9:12: No, no, Paul's not terribly comfortable attacking.
9:19: I take it back! I've never seen Paul that aggressive, sticking to careful, simple attacks on old Santorum votes. What did Santorum say in response?
I believe in some government. I do believe that government has -- that as a senator from Pennsylvania that I had a responsibility to go out there and represent the interests of my state. And that's what I did to make sure that Pennsylvania was able, in formulas and other things, to get its fair share of money back. I don't apologize for that any more than you did when you earmarked things and did things when you were a congressman in Texas.
He took several chances to run down his bio and his record. Paul's immediate goal is to come second in New Hampshire; Santorum's is to introduce himself to conservatives. Both did fairly well.

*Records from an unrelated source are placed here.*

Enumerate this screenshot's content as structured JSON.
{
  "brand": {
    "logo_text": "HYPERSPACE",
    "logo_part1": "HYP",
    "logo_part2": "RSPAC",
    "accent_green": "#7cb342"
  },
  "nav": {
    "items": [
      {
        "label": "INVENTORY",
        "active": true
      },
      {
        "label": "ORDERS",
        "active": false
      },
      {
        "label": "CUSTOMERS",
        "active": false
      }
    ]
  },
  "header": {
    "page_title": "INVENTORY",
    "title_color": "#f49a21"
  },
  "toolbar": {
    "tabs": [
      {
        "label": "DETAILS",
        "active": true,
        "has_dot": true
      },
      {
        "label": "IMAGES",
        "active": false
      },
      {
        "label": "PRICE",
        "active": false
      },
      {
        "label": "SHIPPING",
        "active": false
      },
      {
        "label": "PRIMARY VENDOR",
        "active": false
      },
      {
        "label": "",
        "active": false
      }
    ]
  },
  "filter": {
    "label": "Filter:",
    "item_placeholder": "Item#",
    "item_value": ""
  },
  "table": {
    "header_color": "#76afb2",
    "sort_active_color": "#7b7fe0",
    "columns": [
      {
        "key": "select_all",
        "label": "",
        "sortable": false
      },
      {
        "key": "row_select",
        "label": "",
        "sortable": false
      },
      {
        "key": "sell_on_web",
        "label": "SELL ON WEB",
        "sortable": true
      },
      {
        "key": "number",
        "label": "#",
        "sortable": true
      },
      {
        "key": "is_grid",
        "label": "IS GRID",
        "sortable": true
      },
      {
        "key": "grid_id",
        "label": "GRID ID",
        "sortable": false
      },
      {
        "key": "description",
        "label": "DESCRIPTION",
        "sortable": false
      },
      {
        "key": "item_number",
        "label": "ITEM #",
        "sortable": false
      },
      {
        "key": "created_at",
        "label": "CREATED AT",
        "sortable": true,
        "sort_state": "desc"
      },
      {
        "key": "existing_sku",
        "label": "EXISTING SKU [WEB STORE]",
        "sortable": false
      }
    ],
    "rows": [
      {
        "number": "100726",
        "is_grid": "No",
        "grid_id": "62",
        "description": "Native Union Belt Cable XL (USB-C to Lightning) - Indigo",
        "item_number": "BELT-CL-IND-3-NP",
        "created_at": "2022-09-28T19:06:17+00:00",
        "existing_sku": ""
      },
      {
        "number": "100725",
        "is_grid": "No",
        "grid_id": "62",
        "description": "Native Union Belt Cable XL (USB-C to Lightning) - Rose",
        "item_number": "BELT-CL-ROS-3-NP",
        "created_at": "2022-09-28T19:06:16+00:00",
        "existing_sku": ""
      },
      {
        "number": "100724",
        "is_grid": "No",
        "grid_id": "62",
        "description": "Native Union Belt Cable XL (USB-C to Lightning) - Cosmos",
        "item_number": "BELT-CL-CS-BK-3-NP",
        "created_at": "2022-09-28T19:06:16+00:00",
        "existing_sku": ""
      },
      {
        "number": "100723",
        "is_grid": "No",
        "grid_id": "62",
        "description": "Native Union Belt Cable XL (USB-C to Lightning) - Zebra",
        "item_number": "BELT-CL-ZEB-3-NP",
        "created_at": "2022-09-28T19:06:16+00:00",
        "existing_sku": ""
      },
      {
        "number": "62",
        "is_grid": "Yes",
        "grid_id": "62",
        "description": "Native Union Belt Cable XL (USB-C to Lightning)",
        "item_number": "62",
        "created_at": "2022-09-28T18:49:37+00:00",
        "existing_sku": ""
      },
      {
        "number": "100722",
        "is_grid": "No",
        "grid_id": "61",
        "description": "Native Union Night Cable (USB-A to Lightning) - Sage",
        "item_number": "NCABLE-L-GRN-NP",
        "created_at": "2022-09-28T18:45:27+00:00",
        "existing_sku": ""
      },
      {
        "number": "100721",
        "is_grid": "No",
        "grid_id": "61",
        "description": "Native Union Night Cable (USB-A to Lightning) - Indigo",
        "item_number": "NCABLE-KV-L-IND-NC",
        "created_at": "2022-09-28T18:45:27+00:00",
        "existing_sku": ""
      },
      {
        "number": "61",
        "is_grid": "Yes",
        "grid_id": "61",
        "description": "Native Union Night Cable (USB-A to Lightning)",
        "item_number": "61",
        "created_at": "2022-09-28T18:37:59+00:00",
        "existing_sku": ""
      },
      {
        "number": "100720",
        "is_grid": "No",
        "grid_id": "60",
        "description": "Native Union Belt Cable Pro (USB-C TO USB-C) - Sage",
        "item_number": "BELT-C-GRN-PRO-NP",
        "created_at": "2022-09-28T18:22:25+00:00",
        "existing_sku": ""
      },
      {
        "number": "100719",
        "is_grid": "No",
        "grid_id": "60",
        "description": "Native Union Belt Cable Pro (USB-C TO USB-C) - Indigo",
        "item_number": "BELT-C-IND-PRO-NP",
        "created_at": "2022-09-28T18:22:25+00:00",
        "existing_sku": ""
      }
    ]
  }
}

9:26: Awfully nice of WMUR's moderator to remind everyone that Paul, Perry, and no one else served in the military.
9:33: About that "chickenhawk" exchange. In 17 debates or forums, it was the angriest I've ever seen Gingrich get. On emotional points, it was unfair, and maybe unwinnable. How it ended:
PAUL: I need one quick follow-up. When I was drafting, I was married and had two kids, and I went.
GINGRICH: I wasn't eligible for the draft. I wasn't eligible for the draft.
9:41: The point of the contraception discussion must have been to draw out this statement from Romney: "I believe the Supreme Court should overturn Roe v. Wade? Yes, I do." So, well done. Here's how it went.
STEPHANOPOULOS: Governor Romney, do you believe that states have the right to ban contraception? Or is that trumped by a constitutional right to privacy?
ROMNEY: George, this is an unusual topic that you're raising. States have a right to ban contraception? I can't imagine a state banning contraception. I can't imagine the circumstances where a state would want to do so, and if I were a governor of a state or...
STEPHANOPOULOS: Well, the Supreme Court...
ROMNEY: ... or a -- or a legislature of a state -- I would totally and completely oppose any effort to ban contraception. So you're asking -- given the fact that there's no state that wants to do so, and I don't know of any candidate that wants to do so, you're asking could it constitutionally be done? We can ask our constitutionalist here.
SANTORUM: I'm sure Congressman Paul...
ROMNEY: OK, come on -- come on back...
STEPHANOPOULOS: ... asking you, do you believe that states have that right or not?
ROMNEY: George, I -- I don't know whether a state has a right to ban contraception. No state wants to. I mean, the idea of you putting forward things that states might want to do that no -- no state wants to do and asking me whether they could do it or not is kind of a silly thing, I think.
STEPHANOPOULOS: Hold on a second. Governor, you went to Harvard Law School. You know very well this is based on...
ROMNEY: Has the Supreme Court -- has the Supreme Court decided that states do not have the right to provide contraception? I...
STEPHANOPOULOS: Yes, they have. In 1965, Griswold v. Connecticut.
9:48: I think we're losing the thread. Basically, should gay chickenhawks be able use contraception if they write racist newsletters?
9:52: Here's how Santorum agreed that current gay marriages would, ideally, end after a ban on gay marriage.
If we have a -- if the Constitution says marriage is between a man and a woman, then marriage is between a man and a woman. And -- and, therefore, that's what marriage is and -- and would be in this country. And those who are not men and women who are married are -- would not be married. That's what the Constitution would say.
In 2008, 40 percent of New Hampshire Republicans said they supported legal civil unions. I wonder what the number will be on Tuesday.
9:56: Did Perry just say he'd send troops back to Iraq?
10:23: A catch-up on the local issue high-fives (I won't say "panders") so far -- Gingrich supporting the less-destructive burial of the northern passage energy plan, Perry supporting the stalled-out right to work law. New Hampshire's unemployment rate is actually three points lower than the national average, despite the unions and their job-throttling and/or -crushing ways.